**Activity:** Which lines in the data below contain the word "Disk"? Return each of them.

######

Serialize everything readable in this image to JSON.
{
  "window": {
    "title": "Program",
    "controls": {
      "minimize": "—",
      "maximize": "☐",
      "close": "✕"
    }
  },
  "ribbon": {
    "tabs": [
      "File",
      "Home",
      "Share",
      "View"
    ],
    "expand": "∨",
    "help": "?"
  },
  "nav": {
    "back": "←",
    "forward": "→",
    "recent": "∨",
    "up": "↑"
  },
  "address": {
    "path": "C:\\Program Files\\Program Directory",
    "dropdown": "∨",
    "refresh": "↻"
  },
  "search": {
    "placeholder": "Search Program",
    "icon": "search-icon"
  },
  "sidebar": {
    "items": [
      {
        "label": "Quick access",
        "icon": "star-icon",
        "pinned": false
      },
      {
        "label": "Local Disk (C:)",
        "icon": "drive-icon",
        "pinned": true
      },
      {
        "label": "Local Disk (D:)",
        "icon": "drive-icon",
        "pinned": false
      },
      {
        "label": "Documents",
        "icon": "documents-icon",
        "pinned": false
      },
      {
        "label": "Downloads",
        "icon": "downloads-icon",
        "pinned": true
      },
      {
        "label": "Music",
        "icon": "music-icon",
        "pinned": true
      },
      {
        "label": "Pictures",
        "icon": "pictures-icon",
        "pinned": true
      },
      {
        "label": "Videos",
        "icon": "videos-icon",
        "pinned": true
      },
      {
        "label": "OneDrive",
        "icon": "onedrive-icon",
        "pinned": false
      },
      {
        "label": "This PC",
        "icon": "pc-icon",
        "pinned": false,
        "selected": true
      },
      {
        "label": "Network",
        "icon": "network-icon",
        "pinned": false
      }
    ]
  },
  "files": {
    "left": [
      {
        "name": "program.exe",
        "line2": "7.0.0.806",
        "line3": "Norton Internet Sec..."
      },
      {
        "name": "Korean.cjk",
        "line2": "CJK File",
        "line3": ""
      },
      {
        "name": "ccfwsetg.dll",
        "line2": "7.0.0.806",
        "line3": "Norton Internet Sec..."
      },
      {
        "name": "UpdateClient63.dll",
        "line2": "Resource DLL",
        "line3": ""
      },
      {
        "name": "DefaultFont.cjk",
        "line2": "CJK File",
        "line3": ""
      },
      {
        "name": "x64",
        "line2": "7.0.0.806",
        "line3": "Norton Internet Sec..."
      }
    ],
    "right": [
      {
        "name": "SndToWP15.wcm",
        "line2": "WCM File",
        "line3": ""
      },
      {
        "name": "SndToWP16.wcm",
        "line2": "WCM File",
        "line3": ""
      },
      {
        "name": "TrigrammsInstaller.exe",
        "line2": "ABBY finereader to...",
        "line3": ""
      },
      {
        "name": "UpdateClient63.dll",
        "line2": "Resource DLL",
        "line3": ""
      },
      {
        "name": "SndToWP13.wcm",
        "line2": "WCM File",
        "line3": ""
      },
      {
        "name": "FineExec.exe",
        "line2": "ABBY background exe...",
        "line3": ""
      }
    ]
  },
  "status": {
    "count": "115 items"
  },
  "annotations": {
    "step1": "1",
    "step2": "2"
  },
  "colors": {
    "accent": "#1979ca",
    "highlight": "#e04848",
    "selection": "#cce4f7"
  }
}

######

**Solution:**
        "label": "Local Disk (C:)",
        "label": "Local Disk (D:)",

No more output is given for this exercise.